Unlike previous studies of the Soviet avant-garde during the silent era, which have regarded the works of the period as manifestations of directorial vision, this study emphasizes the collaborative principle at the heart of avant-garde filmmaking units and draws attention to the crucial role of camera operators in creating the visual style of the films, especially on the poetics of composition and lighting. In the Soviet Union of the 1920s and early 1930s, owing to the fetishization of the camera as an embodiment of modern technology, the cameraman was an iconic figure whose creative contribution was encouraged and respected. Drawing upon the film literature of the period, Philip Cavendish describes the culture of the camera operator, charts developments in the art of camera operation, and studies the mechanics of key director-cameraman partnerships. He offers detailed analysis of Soviet avant-garde films and draws comparisons between the visual aesthetics of these works and the modernist experiments taking place in the other spheres of the visual arts.
Philip Cavendish is Senior Lecturer in Russian Literature and Film Studies at the School of Slavonic and East European Studies, University College London.

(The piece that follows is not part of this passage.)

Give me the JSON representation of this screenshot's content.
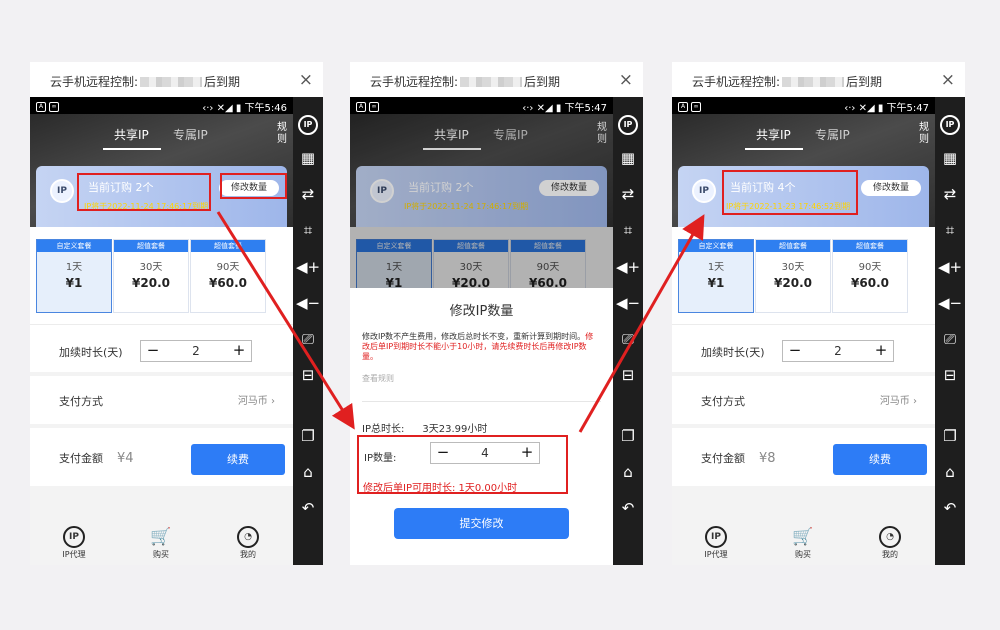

He is the author of Mining for Jewels: Evgenii Zamiatin and the Literary Stylization of Rus' (MHRA, 2000), and Soviet Mainstream Cinematography: The Silent Era (UCL, 2007).

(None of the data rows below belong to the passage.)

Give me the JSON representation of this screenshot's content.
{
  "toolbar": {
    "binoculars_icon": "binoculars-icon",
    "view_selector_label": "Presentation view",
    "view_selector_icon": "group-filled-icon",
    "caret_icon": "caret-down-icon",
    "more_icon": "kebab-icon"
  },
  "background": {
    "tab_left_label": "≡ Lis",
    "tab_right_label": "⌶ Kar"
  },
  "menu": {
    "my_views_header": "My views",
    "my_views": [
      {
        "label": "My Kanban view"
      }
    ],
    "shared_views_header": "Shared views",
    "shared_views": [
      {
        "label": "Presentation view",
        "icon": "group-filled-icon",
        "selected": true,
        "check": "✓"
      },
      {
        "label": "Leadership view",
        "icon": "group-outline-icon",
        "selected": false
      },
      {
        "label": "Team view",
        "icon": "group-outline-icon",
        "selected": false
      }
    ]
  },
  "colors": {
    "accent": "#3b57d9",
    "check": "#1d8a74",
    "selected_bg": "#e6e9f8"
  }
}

List of Illustrations Acknowledgements Note on Transliteration and Conventions Abbreviations Introduction Chapter 1. The Theory and Practice of Camera Operation within the Soviet Avant-garde of the 1920s Chapter 2. Eduard Tisse and Sergei Eisenstein Chapter 3. Anatolii Golovnia and Vsevolod Pudovkin Chapter 4. Andrei Moskvin and the Factory of the Eccentric Actor (FEKS) Chapter 5. Danylo Demuts'kyi and Oleksandr Dovzhenko Conclusion Illustrations Filmography Bibliography Index of names and subjects